--- About this task ---
Go through the lines below. Copy those with "your".
§ §
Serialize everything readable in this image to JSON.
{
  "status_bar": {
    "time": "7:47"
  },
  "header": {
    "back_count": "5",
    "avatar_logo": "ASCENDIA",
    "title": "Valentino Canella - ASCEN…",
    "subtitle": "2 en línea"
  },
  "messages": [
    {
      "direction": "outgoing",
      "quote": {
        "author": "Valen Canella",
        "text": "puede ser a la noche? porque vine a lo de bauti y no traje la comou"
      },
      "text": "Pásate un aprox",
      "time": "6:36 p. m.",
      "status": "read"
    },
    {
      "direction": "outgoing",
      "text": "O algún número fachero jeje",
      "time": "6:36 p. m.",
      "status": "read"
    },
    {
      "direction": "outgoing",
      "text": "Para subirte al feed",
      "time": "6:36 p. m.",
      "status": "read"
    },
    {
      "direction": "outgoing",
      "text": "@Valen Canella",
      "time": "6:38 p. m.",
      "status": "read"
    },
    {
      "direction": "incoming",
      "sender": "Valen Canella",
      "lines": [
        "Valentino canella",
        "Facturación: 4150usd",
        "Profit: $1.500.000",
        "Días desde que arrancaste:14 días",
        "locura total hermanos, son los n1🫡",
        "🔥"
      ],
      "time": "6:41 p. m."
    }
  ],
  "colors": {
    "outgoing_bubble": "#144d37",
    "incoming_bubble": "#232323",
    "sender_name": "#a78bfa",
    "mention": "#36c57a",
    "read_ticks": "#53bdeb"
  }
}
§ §
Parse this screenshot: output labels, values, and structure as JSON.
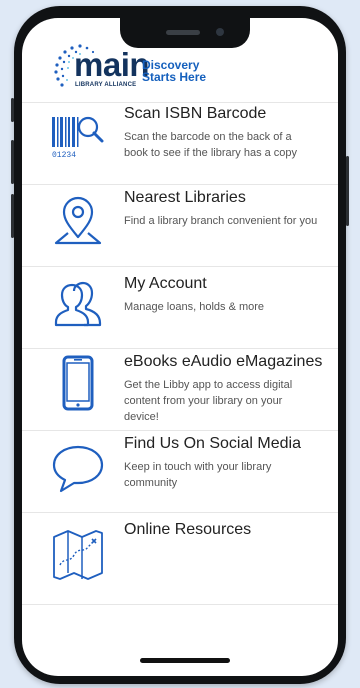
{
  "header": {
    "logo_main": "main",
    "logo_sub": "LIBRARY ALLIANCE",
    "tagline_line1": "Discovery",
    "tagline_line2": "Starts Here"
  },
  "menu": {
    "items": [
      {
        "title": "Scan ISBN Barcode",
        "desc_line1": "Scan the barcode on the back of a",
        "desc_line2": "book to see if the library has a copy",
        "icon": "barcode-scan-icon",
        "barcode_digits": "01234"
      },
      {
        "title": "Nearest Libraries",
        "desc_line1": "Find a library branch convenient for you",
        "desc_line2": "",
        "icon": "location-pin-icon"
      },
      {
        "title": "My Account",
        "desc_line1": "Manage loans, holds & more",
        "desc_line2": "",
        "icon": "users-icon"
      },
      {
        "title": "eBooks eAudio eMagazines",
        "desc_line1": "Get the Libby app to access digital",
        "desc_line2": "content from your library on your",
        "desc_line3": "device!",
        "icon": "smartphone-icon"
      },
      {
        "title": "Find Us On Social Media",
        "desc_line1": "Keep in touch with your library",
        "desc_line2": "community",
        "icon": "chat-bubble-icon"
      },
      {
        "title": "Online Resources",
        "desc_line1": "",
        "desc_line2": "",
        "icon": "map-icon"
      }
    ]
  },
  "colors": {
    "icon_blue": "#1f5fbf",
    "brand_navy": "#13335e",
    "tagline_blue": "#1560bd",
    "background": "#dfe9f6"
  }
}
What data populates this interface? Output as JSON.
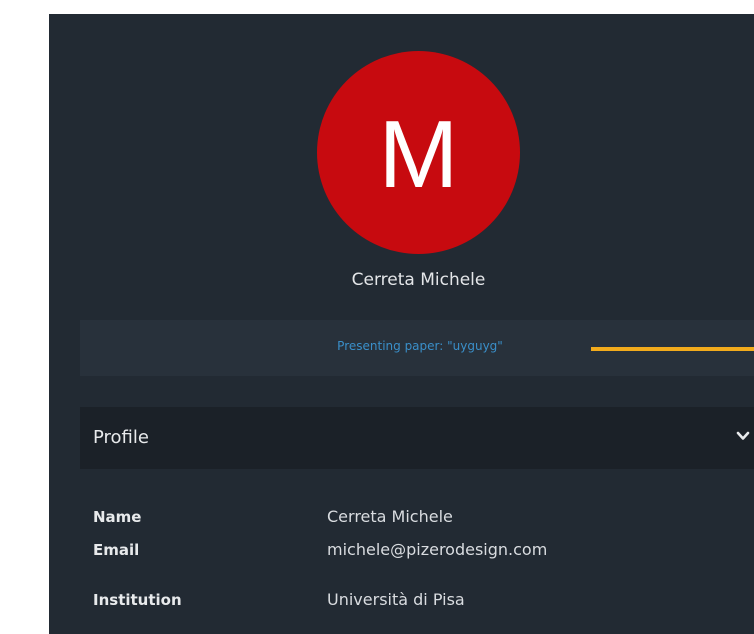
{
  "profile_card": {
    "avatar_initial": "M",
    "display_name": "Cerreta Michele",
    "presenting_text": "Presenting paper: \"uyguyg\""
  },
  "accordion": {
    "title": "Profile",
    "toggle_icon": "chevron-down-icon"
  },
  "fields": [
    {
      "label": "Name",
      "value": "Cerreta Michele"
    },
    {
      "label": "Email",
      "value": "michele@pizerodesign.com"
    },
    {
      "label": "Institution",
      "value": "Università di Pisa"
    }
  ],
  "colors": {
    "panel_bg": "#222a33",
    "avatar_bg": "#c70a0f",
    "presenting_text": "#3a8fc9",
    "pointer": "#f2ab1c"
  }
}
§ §
--- Answer to this exercise ---
        "desc_line2": "content from your library on your",
        "desc_line1": "Keep in touch with your library",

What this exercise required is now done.